In the coaching process, we work through four quadrants and have the owner visualize where the growth needs to happen.

The last step is always people investing. That’s where we see the greatest return on investment.

Intentional Investment

What does intentional investment look like? It can take many forms:

  • An encouraging word or letter of thanks
  • Educational support
  • Mentoring/Coaching
  • Professional Development seminars
  • Sharing hard-won battles or industry secrets

In sum, Intentional investing happens anytime we are purposeful about shortening the learning curve between where someone is at and personal mastery.

Previously, we have looked at what it means to choose people over projects.

This goes one step beyond that.

More than just the relationship, we care about the growth of the person.

Ready to invest in someone else? Here are three ways to seek out relationships for intentional investment.

3 Ways to Cultivate a Life of Intentional Investment

1.) Intentionally Create Calendar Space

Personally, I’ve stopped using the phrase, “I don’t have time.” I’ve discovered that I’m always willing to make time for things in my life that really matter. If you want to find the time, you never will. Ultimately, that’s because you don’t value it enough. Create calendar time to intentionally cultivate relationships.

2.) Find a bit of yourself in the other person.

In many ways, the coaching field is full of coaches who utilize their time to help others that are like them. I know this is true of me personally and several of my other coaching friends. We coach what we have come out of, or where we see ourselves going.

Mentoring. Connecting. Investing in others all look like this as well. Find someone who reminds you of you at a younger age and guide them towards maturity. What are the things you wish you’d know at that age? That’s the perfect place to start.

3.) Create a compounding vision of success

Albert Einstein is attributed with saying that compound interest is the most powerful force in the universe. However true this is, I believe our ability to invest in others is even more powerful. In the midst of the Coronavirus pandemic, people have been hoarding items like toilet paper and hand sanitizer. There are even videos online of fistfights erupting over these items.

One thing we never want to hoard is information, transformation, or success. I firmly believe there is enough for everyone.
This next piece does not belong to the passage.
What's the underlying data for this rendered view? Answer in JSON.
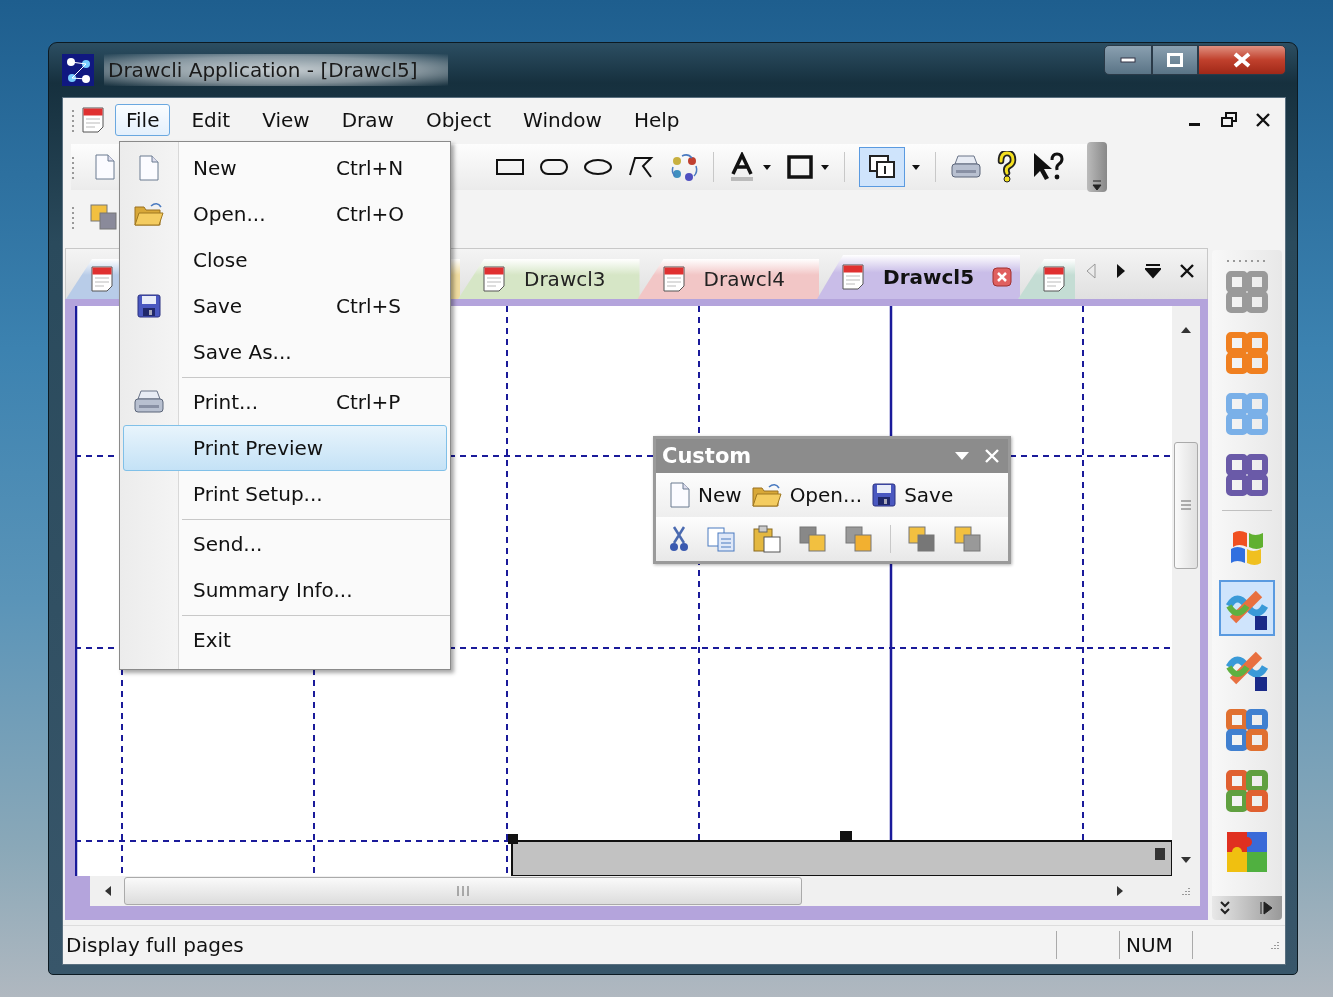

In a world that says, “There’s only enough for one of us if you have it then I can’t.” I choose to fight against that.

There is enough happiness, joy, success, wealth, insight, talent, and ability for us all to succeed.

Instead of seeking out compounding interest, seek out compounding wins of success and personal investment in others. Their gratitude, your joy, and the world’s need for positivity will all thank you.

Justin’s note: During this trying time of the ongoing COVID-19 pandemic I am doing my part to give back.

1.) If you want a free downloadable of 50 ways to practice self-care click this link.

2.) If you have been impacted by the COVID0-19 virus as an employee or business owner, I’m giving away free coaching. Go here to apply.